The goal is to restate all of the records below word for word.

--- GIVEN RECORDS Enclosed Below ---

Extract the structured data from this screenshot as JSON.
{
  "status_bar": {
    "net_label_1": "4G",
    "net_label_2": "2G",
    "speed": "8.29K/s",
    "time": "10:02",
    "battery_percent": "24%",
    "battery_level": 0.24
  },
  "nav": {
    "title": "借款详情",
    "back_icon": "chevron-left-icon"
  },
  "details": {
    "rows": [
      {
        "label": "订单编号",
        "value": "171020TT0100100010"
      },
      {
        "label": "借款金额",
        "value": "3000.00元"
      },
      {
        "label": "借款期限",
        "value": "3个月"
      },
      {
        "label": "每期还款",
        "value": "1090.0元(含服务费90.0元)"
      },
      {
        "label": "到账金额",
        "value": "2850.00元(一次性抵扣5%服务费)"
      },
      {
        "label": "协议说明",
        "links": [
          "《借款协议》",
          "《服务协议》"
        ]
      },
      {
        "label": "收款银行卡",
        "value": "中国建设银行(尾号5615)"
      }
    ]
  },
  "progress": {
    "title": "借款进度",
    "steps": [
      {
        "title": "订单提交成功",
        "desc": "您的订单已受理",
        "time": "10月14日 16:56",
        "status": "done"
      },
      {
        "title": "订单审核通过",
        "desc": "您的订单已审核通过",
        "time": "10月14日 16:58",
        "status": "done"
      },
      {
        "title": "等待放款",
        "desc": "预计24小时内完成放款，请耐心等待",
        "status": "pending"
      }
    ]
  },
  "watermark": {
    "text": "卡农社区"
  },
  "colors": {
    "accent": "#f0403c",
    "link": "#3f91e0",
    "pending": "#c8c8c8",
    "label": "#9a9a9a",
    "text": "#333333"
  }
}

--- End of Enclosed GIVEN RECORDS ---

EXERCISE RESULT -
Extract the structured data from this screenshot as JSON.
{
  "status_bar": {
    "net_label_1": "4G",
    "net_label_2": "2G",
    "speed": "8.29K/s",
    "time": "10:02",
    "battery_percent": "24%",
    "battery_level": 0.24
  },
  "nav": {
    "title": "借款详情",
    "back_icon": "chevron-left-icon"
  },
  "details": {
    "rows": [
      {
        "label": "订单编号",
        "value": "171020TT0100100010"
      },
      {
        "label": "借款金额",
        "value": "3000.00元"
      },
      {
        "label": "借款期限",
        "value": "3个月"
      },
      {
        "label": "每期还款",
        "value": "1090.0元(含服务费90.0元)"
      },
      {
        "label": "到账金额",
        "value": "2850.00元(一次性抵扣5%服务费)"
      },
      {
        "label": "协议说明",
        "links": [
          "《借款协议》",
          "《服务协议》"
        ]
      },
      {
        "label": "收款银行卡",
        "value": "中国建设银行(尾号5615)"
      }
    ]
  },
  "progress": {
    "title": "借款进度",
    "steps": [
      {
        "title": "订单提交成功",
        "desc": "您的订单已受理",
        "time": "10月14日 16:56",
        "status": "done"
      },
      {
        "title": "订单审核通过",
        "desc": "您的订单已审核通过",
        "time": "10月14日 16:58",
        "status": "done"
      },
      {
        "title": "等待放款",
        "desc": "预计24小时内完成放款，请耐心等待",
        "status": "pending"
      }
    ]
  },
  "watermark": {
    "text": "卡农社区"
  },
  "colors": {
    "accent": "#f0403c",
    "link": "#3f91e0",
    "pending": "#c8c8c8",
    "label": "#9a9a9a",
    "text": "#333333"
  }
}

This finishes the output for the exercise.